Ex-NYC Mayor Bloomberg to Fly to Tel Aviv in Solidarity With Israel, Despite U.S. Flights Ban

Bloomberg urges FAA to permit U.S. airlines to fly to Israel, says restrictions hand Hamas 'undeserved victory.'

Michael Bloomberg.
Michael Bloomberg. AP

Former New York Mayor Michael Bloomberg has urged the Federal Aviation Administration to "reverse course" and permit U.S. airlines to fly to Israel.

Bloomberg said he will fly on El Al to Tel Aviv on Tuesday night to "show solidarity with the Israeli people and to demonstrate that it is safe to fly in and out of Israel."

In a statement, he said: "The U.S. flight restrictions are a mistake that hands Hamas an underserved victory and should be lifted immediately."

The FAA imposed a 24-hour ban Tuesday on flights to Israel after Delta and other U.S. airlines canceled trips to the country following Tuesday's rocket attack on Yehud, a town just a few miles from Ben-Gurion airport.

Delta Airlines issued a separate statement announcing they are suspending all their flights indefinitely.

Several European airlines have also suspended their flights to and from Israel. KLM canceled its Amsterdam-Tel Aviv flight on Tuesday, Lufthansa - which includes Germanwings, Austrian Airlines and Swiss Air - suspended all flights for the next 36 hours, and Air France suspended flights indefinitely.

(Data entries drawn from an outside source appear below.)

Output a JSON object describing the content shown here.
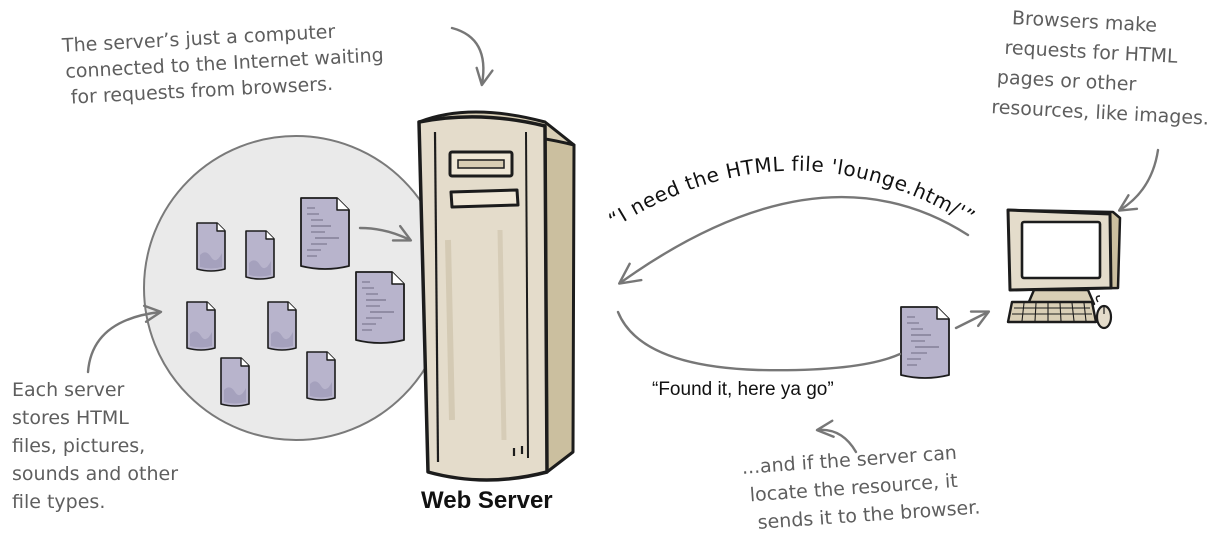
{
  "annotations": {
    "server_note": [
      "The server’s just a computer",
      "connected to the Internet waiting",
      "for requests from browsers."
    ],
    "browser_note": [
      "Browsers make",
      "requests for HTML",
      "pages or other",
      "resources, like images."
    ],
    "storage_note": [
      "Each server",
      "stores HTML",
      "files, pictures,",
      "sounds and other",
      "file types."
    ],
    "response_note": [
      "...and if the server can",
      "locate the resource, it",
      "sends it to the browser."
    ]
  },
  "request_quote": "“I need the HTML file 'lounge.htm/'”",
  "response_quote": "“Found it, here ya go”",
  "server_label": "Web Server",
  "colors": {
    "annotation_text": "#5e5e5e",
    "arrow": "#777777",
    "server_body": "#e4dccb",
    "storage_circle": "#eaeaea",
    "document": "#b8b4cc",
    "monitor_screen": "#ffffff"
  },
  "icons": [
    "document-icon",
    "web-server-tower",
    "desktop-computer",
    "keyboard-icon",
    "mouse-icon"
  ]
}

On Tuesday evening, Prime Minister Benjamin Netanyahu asked U.S. Secretary of State John Kerry to intervene to resume U.S. flights to Israel, sources in the Prime Minister's Office said.

The last time there was a wide-scale suspension of flights to Israel by foreign airlines was in early 1991, when Iraqi Scud missiles were falling on Israel during the First Gulf War.